Popular New Zealand manufacturer Pic’s Peanut Butter is behind a project that is assessing the feasibility of growing peanuts commercially in Northland.
The Ministry for Primary Industries (MPI) is contributing more than $59,000 through the Sustainable Food & Fibre Futures fund to Picot Productions’ $91,320 project, which could bring new employment opportunities to the Northland region.

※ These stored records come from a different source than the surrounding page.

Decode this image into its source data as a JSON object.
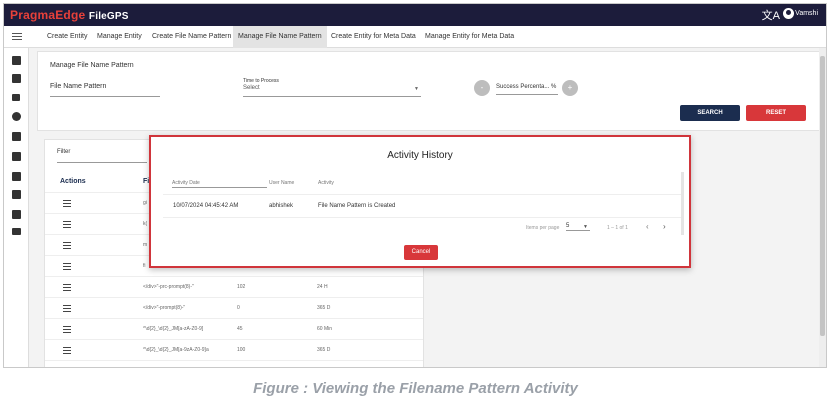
{
  "app": {
    "brand_left": "PragmaEdge",
    "brand_right": "FileGPS",
    "translate_glyph": "文A",
    "user_name": "Vamshi"
  },
  "nav": {
    "tabs": [
      {
        "label": "Create Entity",
        "active": false
      },
      {
        "label": "Manage Entity",
        "active": false
      },
      {
        "label": "Create File Name Pattern",
        "active": false
      },
      {
        "label": "Manage File Name Pattern",
        "active": true
      },
      {
        "label": "Create Entity for Meta Data",
        "active": false
      },
      {
        "label": "Manage Entity for Meta Data",
        "active": false
      }
    ]
  },
  "filters": {
    "title": "Manage File Name Pattern",
    "file_name_pattern_label": "File Name Pattern",
    "time_to_process_label": "Time to Process",
    "time_to_process_value": "Select",
    "success_percentage_label": "Success Percenta... %",
    "minus": "-",
    "plus": "+",
    "search_label": "SEARCH",
    "reset_label": "RESET"
  },
  "table": {
    "filter_label": "Filter",
    "actions_header": "Actions",
    "second_header_partial": "Fi",
    "rows": [
      {
        "c1": "gi",
        "c2": "",
        "c3": ""
      },
      {
        "c1": "k(",
        "c2": "",
        "c3": ""
      },
      {
        "c1": "m",
        "c2": "",
        "c3": ""
      },
      {
        "c1": "fi",
        "c2": "",
        "c3": ""
      },
      {
        "c1": "</div>\"-prc-prompt(8)-\"",
        "c2": "102",
        "c3": "24 H"
      },
      {
        "c1": "</div>\"-prompt(8)-\"",
        "c2": "0",
        "c3": "365 D"
      },
      {
        "c1": "^\\d{2}_\\d{2}_JM[a-zA-Z0-9]",
        "c2": "45",
        "c3": "60 Min"
      },
      {
        "c1": "^\\d{2}_\\d{2}_JM[a-9zA-Z0-9]a",
        "c2": "100",
        "c3": "365 D"
      }
    ]
  },
  "modal": {
    "title": "Activity History",
    "headers": {
      "date": "Activity Date",
      "user": "User Name",
      "activity": "Activity"
    },
    "rows": [
      {
        "date": "10/07/2024 04:45:42 AM",
        "user": "abhishek",
        "activity": "File Name Pattern is Created"
      }
    ],
    "items_per_page_label": "Items per page",
    "items_per_page_value": "5",
    "range_label": "1 – 1 of 1",
    "cancel_label": "Cancel"
  },
  "caption": "Figure : Viewing the Filename Pattern Activity",
  "colors": {
    "topbar": "#1c1c3b",
    "brand_red": "#e8413a",
    "search_button": "#1b2d4f",
    "reset_button": "#d8373a",
    "modal_border": "#d0353b"
  }
}
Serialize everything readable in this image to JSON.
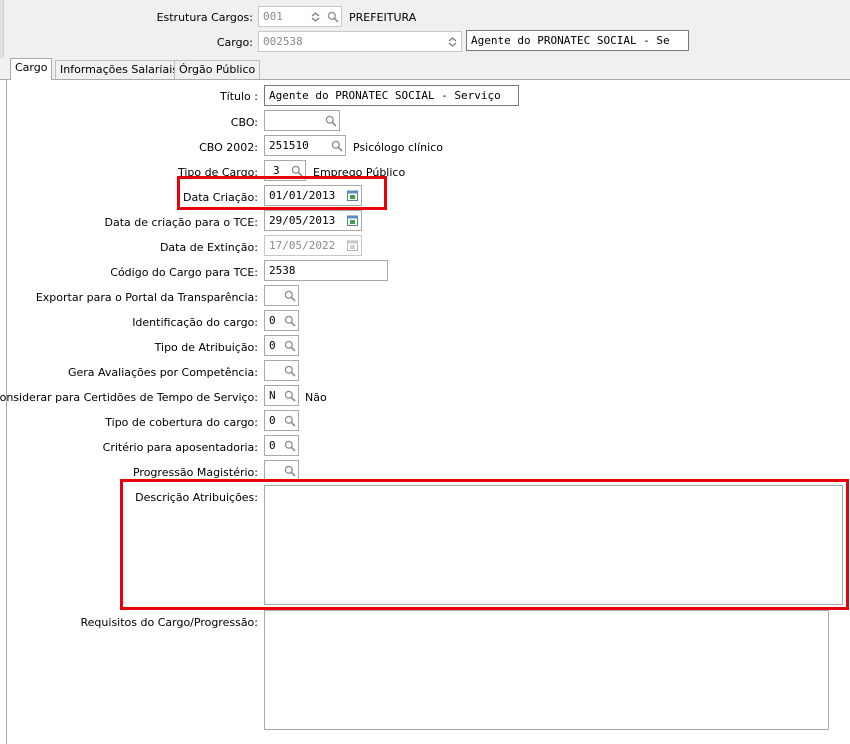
{
  "header": {
    "estrutura_label": "Estrutura Cargos:",
    "estrutura_value": "001",
    "estrutura_desc": "PREFEITURA",
    "cargo_label": "Cargo:",
    "cargo_value": "002538",
    "cargo_desc": "Agente do PRONATEC SOCIAL - Se"
  },
  "tabs": [
    {
      "label": "Cargo",
      "active": true
    },
    {
      "label": "Informações Salariais",
      "active": false
    },
    {
      "label": "Órgão Público",
      "active": false
    }
  ],
  "form": {
    "titulo_label": "Título :",
    "titulo_value": "Agente do PRONATEC SOCIAL - Serviço",
    "cbo_label": "CBO:",
    "cbo_value": "",
    "cbo2002_label": "CBO 2002:",
    "cbo2002_value": "251510",
    "cbo2002_desc": "Psicólogo clínico",
    "tipo_cargo_label": "Tipo de Cargo:",
    "tipo_cargo_value": "3",
    "tipo_cargo_desc": "Emprego Público",
    "data_criacao_label": "Data Criação:",
    "data_criacao_value": "01/01/2013",
    "data_tce_label": "Data de criação para o TCE:",
    "data_tce_value": "29/05/2013",
    "data_extincao_label": "Data de Extinção:",
    "data_extincao_value": "17/05/2022",
    "codigo_tce_label": "Código do Cargo para TCE:",
    "codigo_tce_value": "2538",
    "exportar_label": "Exportar para o Portal da Transparência:",
    "exportar_value": "",
    "identificacao_label": "Identificação do cargo:",
    "identificacao_value": "0",
    "tipo_atribuicao_label": "Tipo de Atribuição:",
    "tipo_atribuicao_value": "0",
    "gera_avaliacoes_label": "Gera Avaliações por Competência:",
    "gera_avaliacoes_value": "",
    "considerar_label": "Considerar para Certidões de Tempo de Serviço:",
    "considerar_value": "N",
    "considerar_desc": "Não",
    "tipo_cobertura_label": "Tipo de cobertura do cargo:",
    "tipo_cobertura_value": "0",
    "criterio_label": "Critério para aposentadoria:",
    "criterio_value": "0",
    "progressao_label": "Progressão Magistério:",
    "progressao_value": "",
    "descricao_label": "Descrição Atribuições:",
    "requisitos_label": "Requisitos do Cargo/Progressão:"
  },
  "icons": {
    "search": "magnifier-icon",
    "calendar": "calendar-icon",
    "spin": "spin-arrows-icon",
    "dropdown": "chevron-down-icon"
  },
  "colors": {
    "highlight": "#e8000b",
    "panel": "#f0f0f0",
    "border": "#a9a9a9"
  }
}
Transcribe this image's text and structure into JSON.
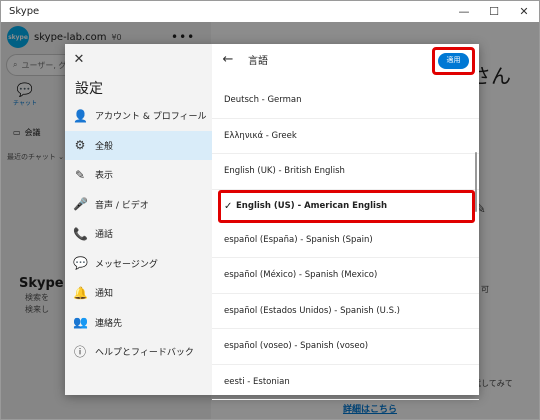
{
  "window": {
    "title": "Skype",
    "minimize": "—",
    "maximize": "☐",
    "close": "✕"
  },
  "background": {
    "logo": "skype",
    "account": "skype-lab.com",
    "credit": "¥0",
    "more": "•••",
    "search_placeholder": "ユーザー, グル",
    "chat_tab": "チャット",
    "meet_button": "会議",
    "recent_chats": "最近のチャット ⌄",
    "promo_title": "Skype で",
    "promo_text_1": "検索を",
    "promo_text_2": "検来し",
    "greeting_suffix": "さん",
    "right_text_1": "可",
    "right_text_2": "試してみて",
    "learn_more": "詳細はこちら"
  },
  "settings": {
    "close_icon": "✕",
    "title": "設定",
    "nav": [
      {
        "label": "アカウント & プロフィール",
        "icon": "person-icon",
        "glyph": "👤",
        "active": false
      },
      {
        "label": "全般",
        "icon": "gear-icon",
        "glyph": "⚙",
        "active": true
      },
      {
        "label": "表示",
        "icon": "magic-wand-icon",
        "glyph": "✎",
        "active": false
      },
      {
        "label": "音声 / ビデオ",
        "icon": "microphone-icon",
        "glyph": "🎤",
        "active": false
      },
      {
        "label": "通話",
        "icon": "phone-icon",
        "glyph": "📞",
        "active": false
      },
      {
        "label": "メッセージング",
        "icon": "message-icon",
        "glyph": "💬",
        "active": false
      },
      {
        "label": "通知",
        "icon": "bell-icon",
        "glyph": "🔔",
        "active": false
      },
      {
        "label": "連絡先",
        "icon": "contacts-icon",
        "glyph": "👥",
        "active": false
      },
      {
        "label": "ヘルプとフィードバック",
        "icon": "info-icon",
        "glyph": "ⓘ",
        "active": false
      }
    ]
  },
  "language": {
    "back_icon": "←",
    "title": "言語",
    "apply": "適用",
    "check": "✓",
    "items": [
      "Deutsch - German",
      "Ελληνικά - Greek",
      "English (UK) - British English",
      "English (US) - American English",
      "español (España) - Spanish (Spain)",
      "español (México) - Spanish (Mexico)",
      "español (Estados Unidos) - Spanish (U.S.)",
      "español (voseo) - Spanish (voseo)",
      "eesti - Estonian"
    ],
    "selected_index": 3
  },
  "colors": {
    "accent": "#0078d4",
    "highlight": "#e00000",
    "active_nav": "#d9ecf9"
  }
}
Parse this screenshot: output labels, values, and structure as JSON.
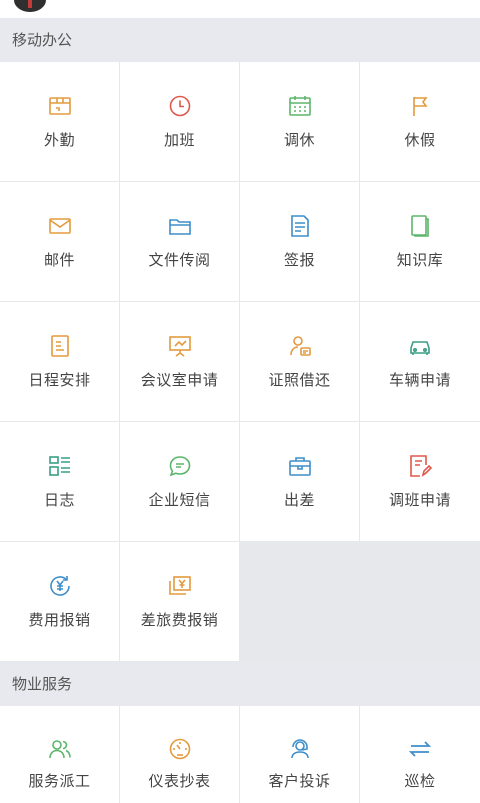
{
  "sections": [
    {
      "title": "移动办公",
      "items": [
        {
          "label": "外勤",
          "icon": "field-work-icon"
        },
        {
          "label": "加班",
          "icon": "clock-icon"
        },
        {
          "label": "调休",
          "icon": "calendar-icon"
        },
        {
          "label": "休假",
          "icon": "flag-icon"
        },
        {
          "label": "邮件",
          "icon": "mail-icon"
        },
        {
          "label": "文件传阅",
          "icon": "folder-icon"
        },
        {
          "label": "签报",
          "icon": "document-icon"
        },
        {
          "label": "知识库",
          "icon": "book-icon"
        },
        {
          "label": "日程安排",
          "icon": "schedule-icon"
        },
        {
          "label": "会议室申请",
          "icon": "presentation-icon"
        },
        {
          "label": "证照借还",
          "icon": "id-card-icon"
        },
        {
          "label": "车辆申请",
          "icon": "car-icon"
        },
        {
          "label": "日志",
          "icon": "log-list-icon"
        },
        {
          "label": "企业短信",
          "icon": "chat-icon"
        },
        {
          "label": "出差",
          "icon": "briefcase-icon"
        },
        {
          "label": "调班申请",
          "icon": "shift-edit-icon"
        },
        {
          "label": "费用报销",
          "icon": "yuan-refund-icon"
        },
        {
          "label": "差旅费报销",
          "icon": "travel-expense-icon"
        }
      ]
    },
    {
      "title": "物业服务",
      "items": [
        {
          "label": "服务派工",
          "icon": "dispatch-people-icon"
        },
        {
          "label": "仪表抄表",
          "icon": "meter-gauge-icon"
        },
        {
          "label": "客户投诉",
          "icon": "headset-icon"
        },
        {
          "label": "巡检",
          "icon": "patrol-arrows-icon"
        }
      ]
    }
  ],
  "colors": {
    "orange": "#e39a3e",
    "red": "#e0584b",
    "green": "#5bb66b",
    "blue": "#3f8ec9",
    "teal": "#3a9e84"
  }
}
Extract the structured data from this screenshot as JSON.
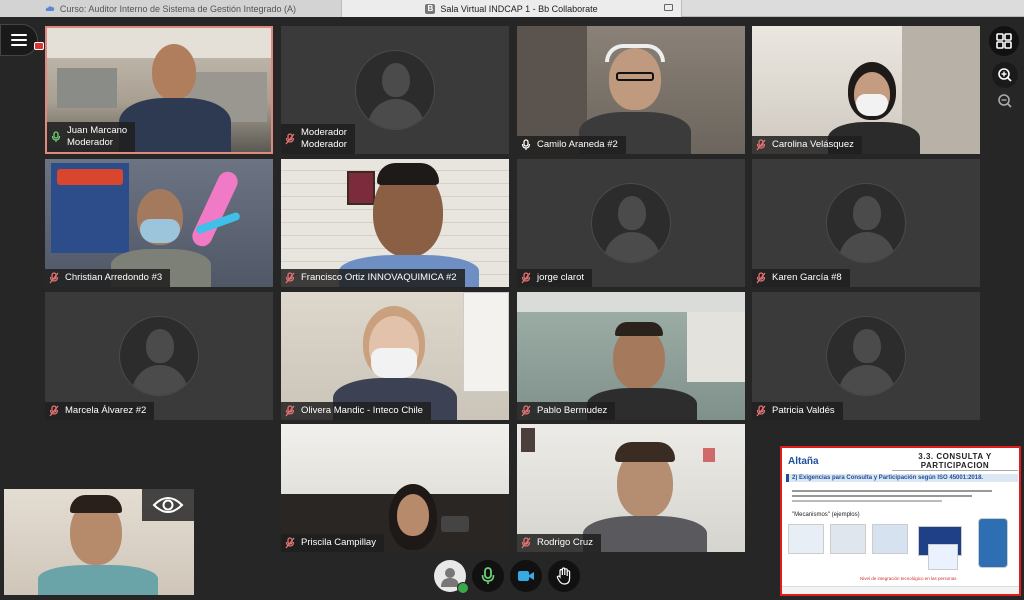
{
  "browser": {
    "tabs": [
      {
        "label": "Curso: Auditor Interno de Sistema de Gestión Integrado (A)"
      },
      {
        "label": "Sala Virtual INDCAP 1 - Bb Collaborate"
      }
    ]
  },
  "participants": [
    {
      "name": "Juan Marcano",
      "role": "Moderador",
      "mic": "on",
      "video": true
    },
    {
      "name": "Moderador",
      "role": "Moderador",
      "mic": "muted",
      "video": false
    },
    {
      "name": "Camilo Araneda #2",
      "mic": "on",
      "video": true
    },
    {
      "name": "Carolina Velásquez",
      "mic": "muted",
      "video": true
    },
    {
      "name": "Christian Arredondo #3",
      "mic": "muted",
      "video": true
    },
    {
      "name": "Francisco Ortiz INNOVAQUIMICA #2",
      "mic": "muted",
      "video": true
    },
    {
      "name": "jorge clarot",
      "mic": "muted",
      "video": false
    },
    {
      "name": "Karen García #8",
      "mic": "muted",
      "video": false
    },
    {
      "name": "Marcela Álvarez #2",
      "mic": "muted",
      "video": false
    },
    {
      "name": "Olivera Mandic - Inteco Chile",
      "mic": "muted",
      "video": true
    },
    {
      "name": "Pablo Bermudez",
      "mic": "muted",
      "video": true
    },
    {
      "name": "Patricia Valdés",
      "mic": "muted",
      "video": false
    },
    {
      "name": "Priscila Campillay",
      "mic": "muted",
      "video": true
    },
    {
      "name": "Rodrigo Cruz",
      "mic": "muted",
      "video": true
    }
  ],
  "shared_content": {
    "logo": "Altaña",
    "title_line1": "3.3. CONSULTA Y",
    "title_line2": "PARTICIPACION",
    "subtitle": "2) Exigencias para Consulta y Participación según ISO 45001:2018.",
    "section": "\"Mecanismos\" (ejemplos)",
    "footer": "Nivel de integración tecnológico en las personas"
  },
  "colors": {
    "background": "#262626",
    "tile": "#3a3a3a",
    "active_border": "#e0897f",
    "mute_red": "#e57373",
    "share_border": "#e01d1d"
  },
  "icons": {
    "menu": "hamburger-icon",
    "grid": "grid-view-icon",
    "zoom_in": "zoom-in-icon",
    "zoom_out": "zoom-out-icon",
    "mic": "microphone-icon",
    "camera": "camera-icon",
    "hand": "raise-hand-icon",
    "eye": "eye-icon"
  }
}
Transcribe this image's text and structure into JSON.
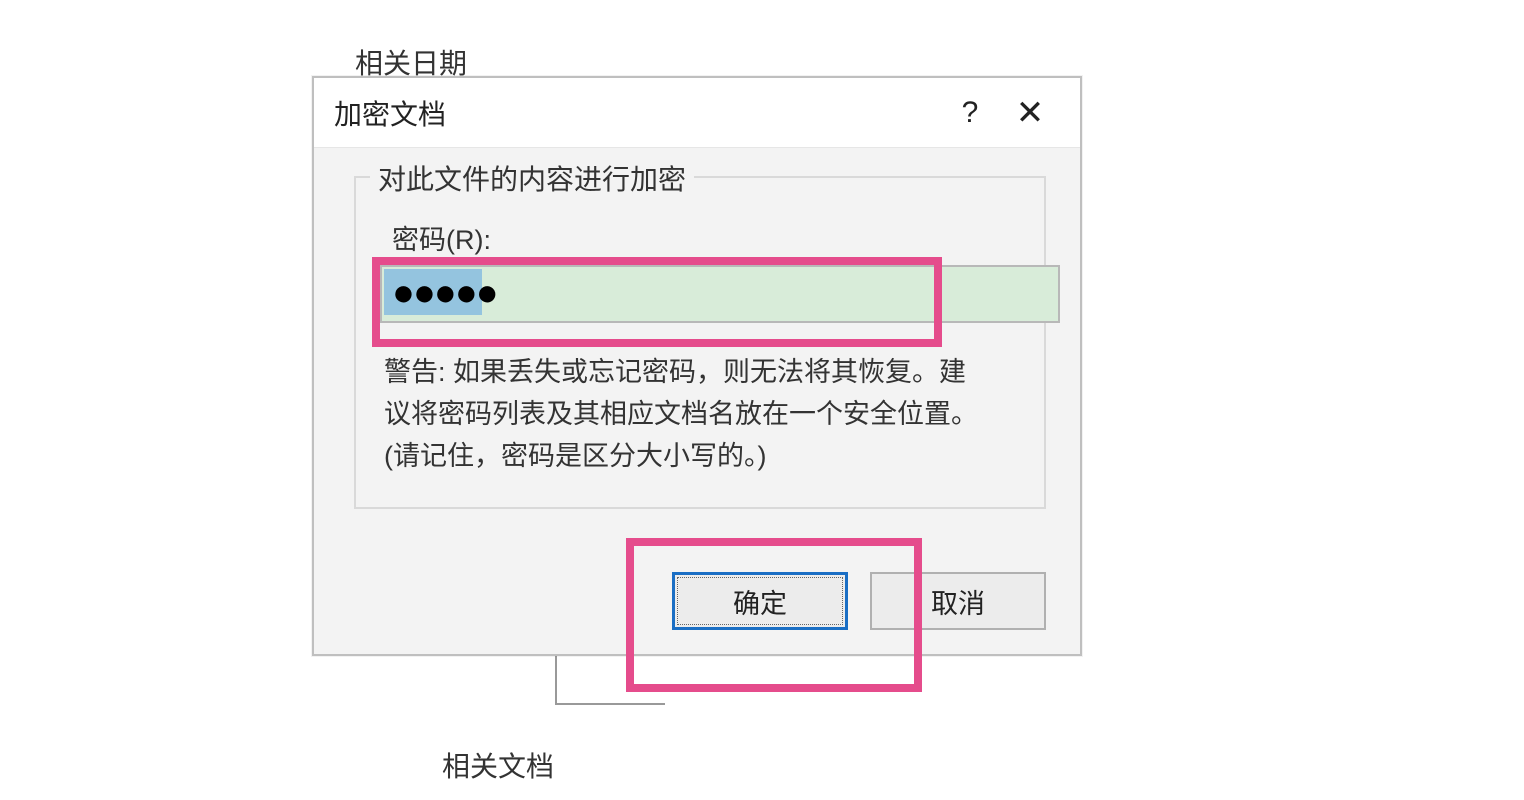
{
  "background": {
    "topText": "相关日期",
    "bottomText": "相关文档"
  },
  "dialog": {
    "title": "加密文档",
    "helpIcon": "?",
    "closeIcon": "✕",
    "fieldsetLegend": "对此文件的内容进行加密",
    "passwordLabel": "密码(R):",
    "passwordMask": "●●●●●",
    "warningLine1": "警告: 如果丢失或忘记密码，则无法将其恢复。建",
    "warningLine2": "议将密码列表及其相应文档名放在一个安全位置。",
    "warningLine3": "(请记住，密码是区分大小写的。)",
    "okButton": "确定",
    "cancelButton": "取消"
  }
}
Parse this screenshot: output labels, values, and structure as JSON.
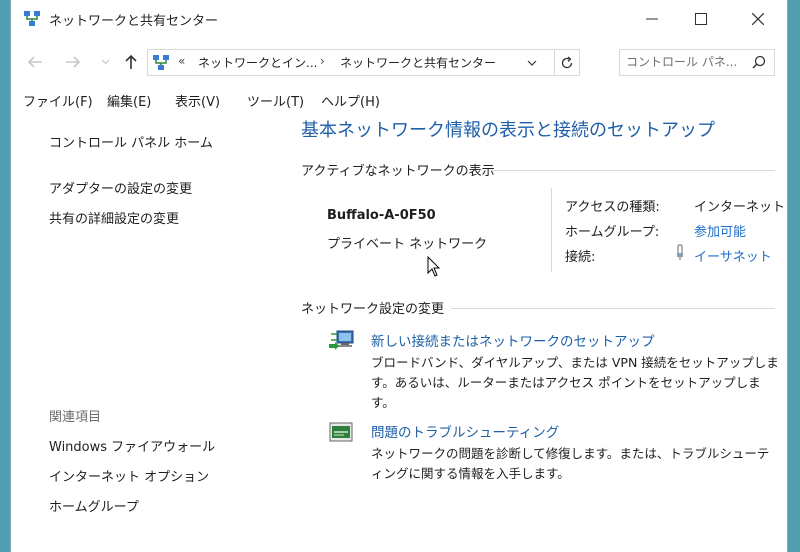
{
  "window": {
    "title": "ネットワークと共有センター",
    "controls": [
      "minimize-icon",
      "maximize-icon",
      "close-icon"
    ]
  },
  "address": {
    "overflow": "«",
    "crumb1": "ネットワークとイン...",
    "separator": "›",
    "crumb2": "ネットワークと共有センター",
    "search_placeholder": "コントロール パネ..."
  },
  "menu": {
    "file": "ファイル(F)",
    "edit": "編集(E)",
    "view": "表示(V)",
    "tools": "ツール(T)",
    "help": "ヘルプ(H)"
  },
  "sidebar": {
    "home": "コントロール パネル ホーム",
    "adapter": "アダプターの設定の変更",
    "advanced": "共有の詳細設定の変更",
    "related_heading": "関連項目",
    "related": [
      "Windows ファイアウォール",
      "インターネット オプション",
      "ホームグループ"
    ]
  },
  "main": {
    "heading": "基本ネットワーク情報の表示と接続のセットアップ",
    "active_section": "アクティブなネットワークの表示",
    "network_name": "Buffalo-A-0F50",
    "network_type": "プライベート ネットワーク",
    "access_label": "アクセスの種類:",
    "access_value": "インターネット",
    "homegroup_label": "ホームグループ:",
    "homegroup_value": "参加可能",
    "connection_label": "接続:",
    "connection_value": "イーサネット",
    "change_section": "ネットワーク設定の変更",
    "task1_link": "新しい接続またはネットワークのセットアップ",
    "task1_desc": "ブロードバンド、ダイヤルアップ、または VPN 接続をセットアップします。あるいは、ルーターまたはアクセス ポイントをセットアップします。",
    "task2_link": "問題のトラブルシューティング",
    "task2_desc": "ネットワークの問題を診断して修復します。または、トラブルシューティングに関する情報を入手します。"
  },
  "colors": {
    "link": "#1e5fa8",
    "desktop": "#4f9fb0"
  }
}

The project will trial growing peanuts in three locations – Ruawai on a kumara farm, Poutu Peninsular near Dargaville and on Māori land in the Kai Iwi Lakes district.
“We’ve selected three locations with different soil types and environments to see where the peanuts grow best,” says Declan Graham, Business Manager – Science at Plant & Food Research, which is managing the trials.
“A soil temperature of around 18 degrees is ideal, so the window for getting the peanuts in the ground and harvesting them is small.”
Spanish Hi Oleic peanuts, which have smaller kernels and reddish-brown skins, have been identified as the most appropriate cultivar for Northland conditions.
“This type of peanut is most widely used in confectionary and snacks, as well as peanut butter production,” says Graham. “Their high oil content makes them ideal for crushing.”
It has always felt a little weird to be making an iconic New Zealand product with imported ingredients,” says Pic Picot, the company’s owner and founder. “These trials have the potential not only to make a very real difference to our carbon footprint but to redirect the millions of dollars we spend on imported nuts to Northland, easily my second favourite region of New Zealand.”
In 2015, Pic’s “Big Toaster Tour”, en-route from Bluff to North Cape, visited Dargaville, where Pic, his dog Fido and Amy the peanut butter fairy received an unforgettable welcome.
“We were treated like long lost whanau,” says Picot. “We were feted at the Kumara Box, sold every last jar we had at the Friday market, and were presented with two 50-year-old cans of Toheroa Soup. I can think of nothing finer than to help the Northland community establish a new industry.”
MPI Investment Programmes Director Steve Penno says MPI is excited to be involved in a project that could lead to a new industry in New Zealand. “This fits perfectly with SFF Futures’ goal of making a positive and lasting difference. Being able to grow peanuts domestically would be a huge boon, both environmentally and in terms of creating new jobs for New Zealanders.”
Peanuts act as a restorative crop within a crop rotation; helping to reduce nitrogen fertiliser inputs and losses. As almost all New Zealand’s kumara crop is grown in the Kaipara District, crop rotation with peanuts would be highly complementary to kumara production.
Pic’s Peanut Butter currently uses approximately 2,500 tonnes of peanuts each year. Based on Australian farmer returns a yield of four tonnes per hectare could have a gross income of around $5000 per hectare, although it is possible that there could also be a grower premium associated with New Zealand grown peanuts.